SUPPLIED RECORDS:
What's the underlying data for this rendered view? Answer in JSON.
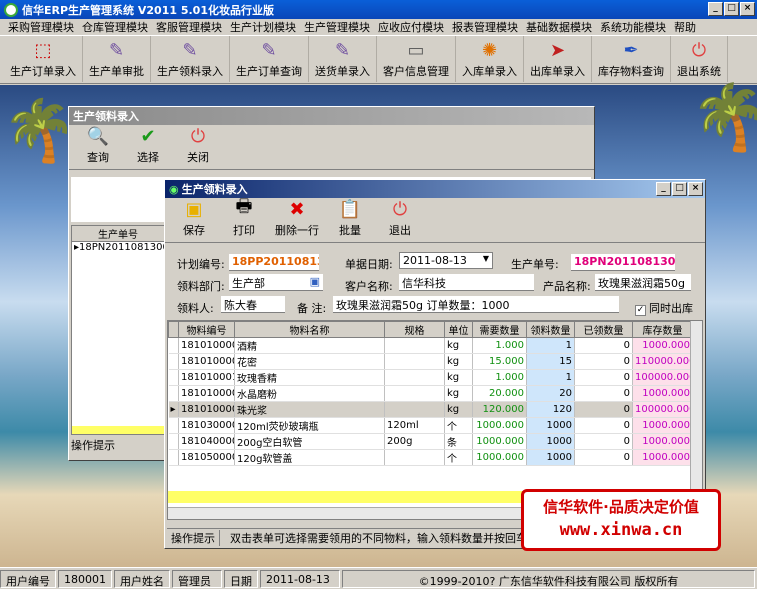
{
  "app": {
    "title": "信华ERP生产管理系统  V2011 5.01化妆品行业版"
  },
  "menu": [
    "采购管理模块",
    "仓库管理模块",
    "客服管理模块",
    "生产计划模块",
    "生产管理模块",
    "应收应付模块",
    "报表管理模块",
    "基础数据模块",
    "系统功能模块",
    "帮助"
  ],
  "toolbar": [
    {
      "label": "生产订单录入",
      "icon": "pdf-icon"
    },
    {
      "label": "生产单审批",
      "icon": "approve-icon"
    },
    {
      "label": "生产领料录入",
      "icon": "pick-icon"
    },
    {
      "label": "生产订单查询",
      "icon": "query-icon"
    },
    {
      "label": "送货单录入",
      "icon": "delivery-icon"
    },
    {
      "label": "客户信息管理",
      "icon": "customer-icon"
    },
    {
      "label": "入库单录入",
      "icon": "inbound-icon"
    },
    {
      "label": "出库单录入",
      "icon": "outbound-icon"
    },
    {
      "label": "库存物料查询",
      "icon": "stock-icon"
    },
    {
      "label": "退出系统",
      "icon": "exit-icon"
    }
  ],
  "back_window": {
    "title": "生产领料录入",
    "buttons": [
      {
        "label": "查询"
      },
      {
        "label": "选择"
      },
      {
        "label": "关闭"
      }
    ],
    "col_header": "生产单号",
    "row": "18PN20110813001",
    "hint_label": "操作提示"
  },
  "front_window": {
    "title": "生产领料录入",
    "buttons": [
      {
        "label": "保存"
      },
      {
        "label": "打印"
      },
      {
        "label": "删除一行"
      },
      {
        "label": "批量"
      },
      {
        "label": "退出"
      }
    ],
    "form": {
      "plan_no_label": "计划编号:",
      "plan_no": "18PP20110813001",
      "date_label": "单据日期:",
      "date": "2011-08-13",
      "prod_no_label": "生产单号:",
      "prod_no": "18PN20110813001",
      "dept_label": "领料部门:",
      "dept": "生产部",
      "customer_label": "客户名称:",
      "customer": "信华科技",
      "product_label": "产品名称:",
      "product": "玫瑰果滋润霜50g",
      "picker_label": "领料人:",
      "picker": "陈大春",
      "remark_label": "备  注:",
      "remark": "玫瑰果滋润霜50g 订单数量：1000",
      "checkbox_label": "同时出库"
    },
    "table": {
      "headers": [
        "物料编号",
        "物料名称",
        "规格",
        "单位",
        "需要数量",
        "领料数量",
        "已领数量",
        "库存数量"
      ],
      "rows": [
        [
          "1810100001",
          "酒精",
          "",
          "kg",
          "1.000",
          "1",
          "0",
          "1000.000"
        ],
        [
          "1810100006",
          "花密",
          "",
          "kg",
          "15.000",
          "15",
          "0",
          "110000.000"
        ],
        [
          "1810100012",
          "玫瑰香精",
          "",
          "kg",
          "1.000",
          "1",
          "0",
          "100000.000"
        ],
        [
          "1810100007",
          "水晶磨粉",
          "",
          "kg",
          "20.000",
          "20",
          "0",
          "1000.000"
        ],
        [
          "1810100008",
          "珠光浆",
          "",
          "kg",
          "120.000",
          "120",
          "0",
          "100000.000"
        ],
        [
          "1810300001",
          "120ml荧砂玻璃瓶",
          "120ml",
          "个",
          "1000.000",
          "1000",
          "0",
          "1000.000"
        ],
        [
          "1810400001",
          "200g空白软管",
          "200g",
          "条",
          "1000.000",
          "1000",
          "0",
          "1000.000"
        ],
        [
          "1810500004",
          "120g软管盖",
          "",
          "个",
          "1000.000",
          "1000",
          "0",
          "1000.000"
        ]
      ]
    },
    "hint_label": "操作提示",
    "hint_text": "双击表单可选择需要领用的不同物料，输入领料数量并按回车"
  },
  "ad": {
    "line1": "信华软件·品质决定价值",
    "line2": "www.xinwa.cn"
  },
  "status": {
    "user_no_label": "用户编号",
    "user_no": "180001",
    "user_name_label": "用户姓名",
    "user_name": "管理员",
    "date_label": "日期",
    "date": "2011-08-13",
    "copyright": "©1999-2010?  广东信华软件科技有限公司   版权所有"
  }
}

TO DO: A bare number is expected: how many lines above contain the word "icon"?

ANSWER TO THIS EXERCISE: 10